▶ [Problem details]: Where a line in the listing below holds the word "emph", count that line; give the total alone.

• • • • •

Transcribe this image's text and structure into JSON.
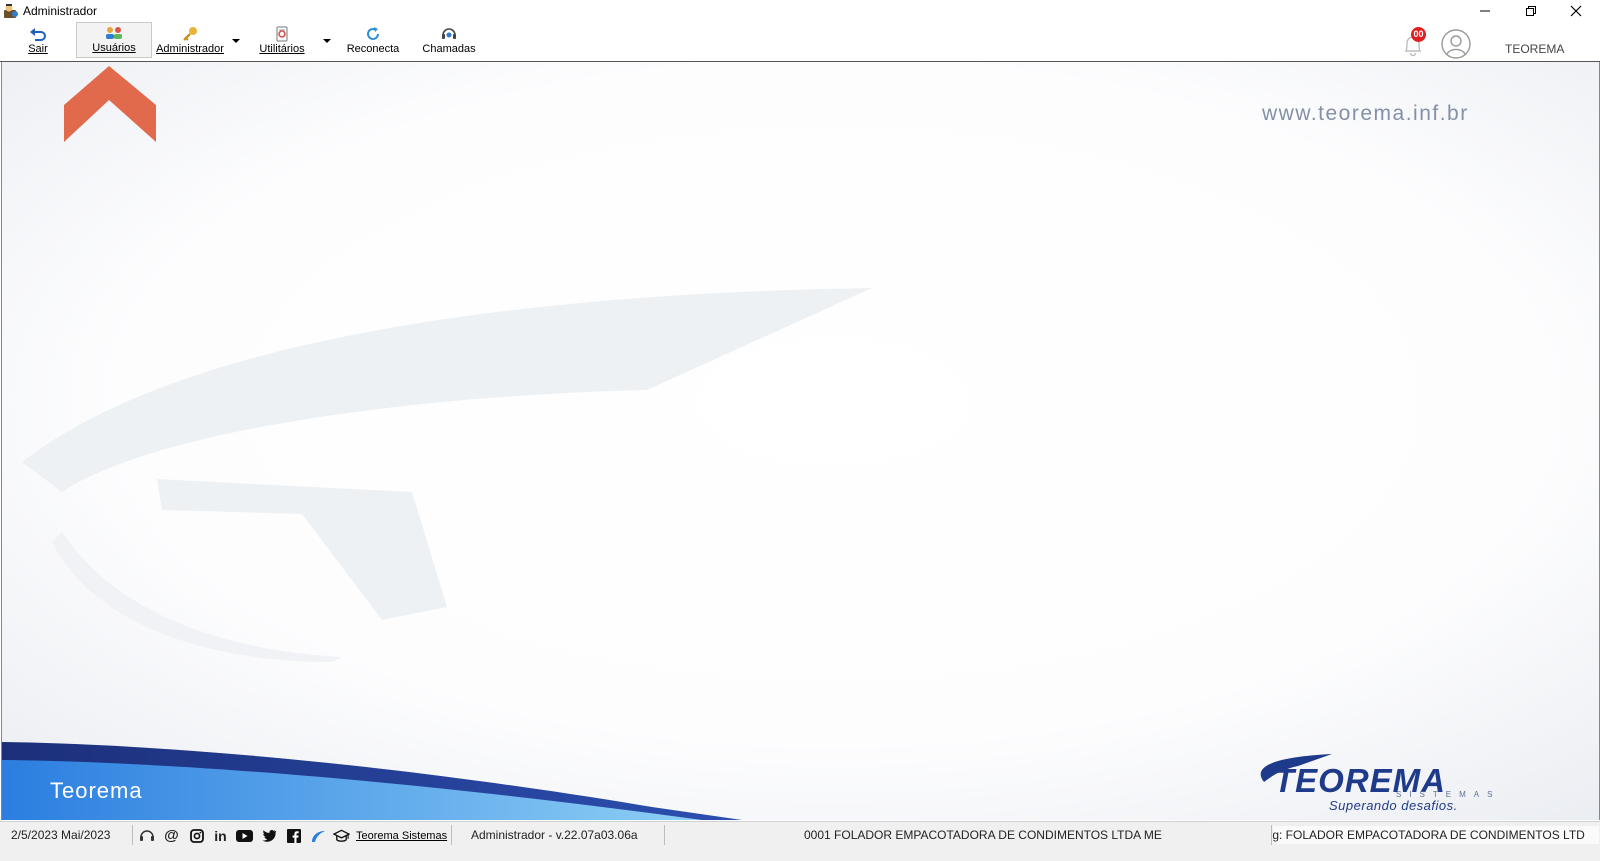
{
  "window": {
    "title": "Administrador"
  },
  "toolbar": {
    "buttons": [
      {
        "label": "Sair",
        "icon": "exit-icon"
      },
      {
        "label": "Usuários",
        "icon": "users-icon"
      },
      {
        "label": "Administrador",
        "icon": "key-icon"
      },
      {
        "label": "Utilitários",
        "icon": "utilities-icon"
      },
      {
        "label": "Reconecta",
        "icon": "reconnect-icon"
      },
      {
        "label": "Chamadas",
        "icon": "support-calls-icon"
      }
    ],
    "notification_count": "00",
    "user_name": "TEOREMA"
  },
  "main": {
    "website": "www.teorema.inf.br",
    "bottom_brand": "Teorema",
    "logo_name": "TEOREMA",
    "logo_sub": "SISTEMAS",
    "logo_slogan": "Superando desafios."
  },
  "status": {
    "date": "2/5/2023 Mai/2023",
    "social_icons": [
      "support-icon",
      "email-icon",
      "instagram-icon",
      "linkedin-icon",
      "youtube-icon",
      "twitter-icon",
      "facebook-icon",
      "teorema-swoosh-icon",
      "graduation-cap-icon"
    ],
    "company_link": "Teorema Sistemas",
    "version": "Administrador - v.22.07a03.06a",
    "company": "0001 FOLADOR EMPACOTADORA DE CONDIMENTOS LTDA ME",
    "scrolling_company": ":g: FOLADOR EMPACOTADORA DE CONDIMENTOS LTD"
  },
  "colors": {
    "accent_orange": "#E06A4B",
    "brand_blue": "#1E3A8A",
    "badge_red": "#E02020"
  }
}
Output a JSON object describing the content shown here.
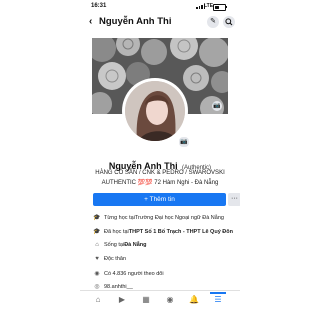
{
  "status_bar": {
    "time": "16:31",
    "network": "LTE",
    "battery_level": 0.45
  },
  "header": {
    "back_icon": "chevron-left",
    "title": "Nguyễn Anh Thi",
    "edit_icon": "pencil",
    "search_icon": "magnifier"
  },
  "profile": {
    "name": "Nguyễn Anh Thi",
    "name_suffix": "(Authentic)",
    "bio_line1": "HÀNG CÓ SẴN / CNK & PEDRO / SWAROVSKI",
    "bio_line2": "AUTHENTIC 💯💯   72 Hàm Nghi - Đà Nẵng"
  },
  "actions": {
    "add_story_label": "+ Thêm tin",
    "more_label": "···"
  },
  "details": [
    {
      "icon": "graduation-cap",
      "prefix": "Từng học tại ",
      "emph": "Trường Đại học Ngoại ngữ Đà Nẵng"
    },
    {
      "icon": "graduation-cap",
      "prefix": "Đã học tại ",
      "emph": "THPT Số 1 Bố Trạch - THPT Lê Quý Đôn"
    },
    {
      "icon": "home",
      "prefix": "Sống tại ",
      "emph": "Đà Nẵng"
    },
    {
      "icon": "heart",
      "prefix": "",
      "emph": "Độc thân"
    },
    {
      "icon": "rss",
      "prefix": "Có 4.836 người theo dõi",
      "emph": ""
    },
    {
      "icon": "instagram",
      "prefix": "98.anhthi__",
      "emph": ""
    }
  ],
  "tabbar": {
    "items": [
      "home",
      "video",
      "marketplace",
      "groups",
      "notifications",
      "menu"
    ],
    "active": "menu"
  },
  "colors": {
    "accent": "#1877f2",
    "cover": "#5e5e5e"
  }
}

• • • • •

▶ [Output for this exercise]: 6